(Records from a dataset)
============

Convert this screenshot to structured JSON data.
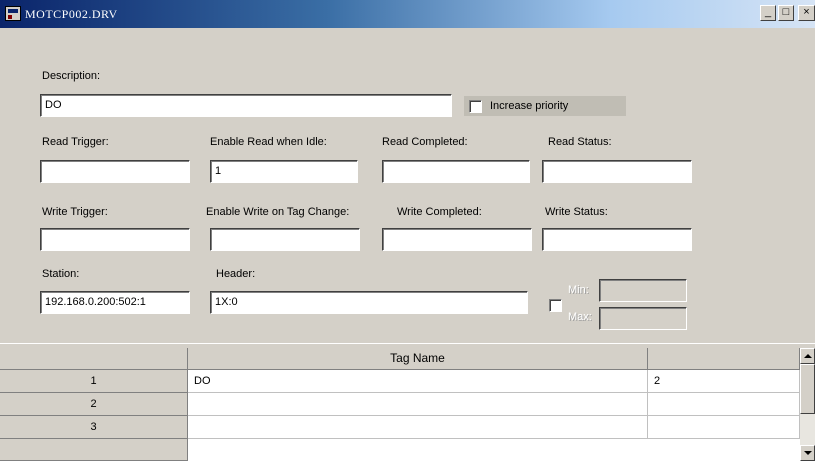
{
  "window": {
    "title": "MOTCP002.DRV",
    "controls": {
      "minimize": "_",
      "maximize": "□",
      "close": "×"
    }
  },
  "form": {
    "description": {
      "label": "Description:",
      "value": "DO"
    },
    "increase_priority": {
      "label": "Increase priority",
      "checked": false
    },
    "read_trigger": {
      "label": "Read Trigger:",
      "value": ""
    },
    "enable_read_idle": {
      "label": "Enable Read when Idle:",
      "value": "1"
    },
    "read_completed": {
      "label": "Read Completed:",
      "value": ""
    },
    "read_status": {
      "label": "Read Status:",
      "value": ""
    },
    "write_trigger": {
      "label": "Write Trigger:",
      "value": ""
    },
    "enable_write_change": {
      "label": "Enable Write on Tag Change:",
      "value": ""
    },
    "write_completed": {
      "label": "Write Completed:",
      "value": ""
    },
    "write_status": {
      "label": "Write Status:",
      "value": ""
    },
    "station": {
      "label": "Station:",
      "value": "192.168.0.200:502:1"
    },
    "header": {
      "label": "Header:",
      "value": "1X:0"
    },
    "scale": {
      "checked": false,
      "min_label": "Min:",
      "max_label": "Max:",
      "min_value": "",
      "max_value": ""
    }
  },
  "grid": {
    "columns": [
      "",
      "Tag Name",
      ""
    ],
    "rows": [
      {
        "index": "1",
        "tag_name": "DO",
        "address": "2"
      },
      {
        "index": "2",
        "tag_name": "",
        "address": ""
      },
      {
        "index": "3",
        "tag_name": "",
        "address": ""
      }
    ]
  }
}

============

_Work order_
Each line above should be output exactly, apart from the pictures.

_Answer to this exercise_
Convert this screenshot to structured JSON data.
{
  "window": {
    "title": "MOTCP002.DRV",
    "controls": {
      "minimize": "_",
      "maximize": "□",
      "close": "×"
    }
  },
  "form": {
    "description": {
      "label": "Description:",
      "value": "DO"
    },
    "increase_priority": {
      "label": "Increase priority",
      "checked": false
    },
    "read_trigger": {
      "label": "Read Trigger:",
      "value": ""
    },
    "enable_read_idle": {
      "label": "Enable Read when Idle:",
      "value": "1"
    },
    "read_completed": {
      "label": "Read Completed:",
      "value": ""
    },
    "read_status": {
      "label": "Read Status:",
      "value": ""
    },
    "write_trigger": {
      "label": "Write Trigger:",
      "value": ""
    },
    "enable_write_change": {
      "label": "Enable Write on Tag Change:",
      "value": ""
    },
    "write_completed": {
      "label": "Write Completed:",
      "value": ""
    },
    "write_status": {
      "label": "Write Status:",
      "value": ""
    },
    "station": {
      "label": "Station:",
      "value": "192.168.0.200:502:1"
    },
    "header": {
      "label": "Header:",
      "value": "1X:0"
    },
    "scale": {
      "checked": false,
      "min_label": "Min:",
      "max_label": "Max:",
      "min_value": "",
      "max_value": ""
    }
  },
  "grid": {
    "columns": [
      "",
      "Tag Name",
      ""
    ],
    "rows": [
      {
        "index": "1",
        "tag_name": "DO",
        "address": "2"
      },
      {
        "index": "2",
        "tag_name": "",
        "address": ""
      },
      {
        "index": "3",
        "tag_name": "",
        "address": ""
      }
    ]
  }
}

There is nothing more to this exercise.